    I see. So if one brewed beer that could provide a supplemental source of CO2, as could the fermentation output from the tanks of a registered small fuel producer.

    yes and if you brew in your green house your plants will also thank you

    actually again depending on the algea. there are type(s) that thrive in the the production vats. just ask coors an budwieser abut it.

    ok just read the entire thread ....some good ideas...some bad.... firstly why bother with solar ???? a regular sized aquirium pump consumes 25 watts ... it will have to run for 40 hours to cost you a single unit of electricity (1kw) ...not worth the polava ... secondly for lighting use LEDS .... white,red and blue ... also next to no cost on your bill !!! .... as for CO2 .... have two ponds adjacent to each other ..... 1 for algae that emitt o2 ... the other fish .. (algae eaters) ..that emitt co2 ... feed the fish algae biomass waste ... have an air pump running in each .... closed eco system of sorts ... was thinking of setting up with talipia ...good fish to eat! using a windmill to stir up water on windy days...just a thought
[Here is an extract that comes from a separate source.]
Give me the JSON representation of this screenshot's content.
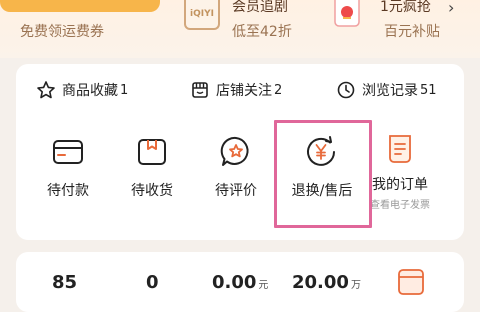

    Does anybody know where I can supply algae starter culture to make biodiesel in England or in Europe? As I understood the best strain is either diesilna or scenedesmus, and dieselina is difficult to grow. Is that right? Thanks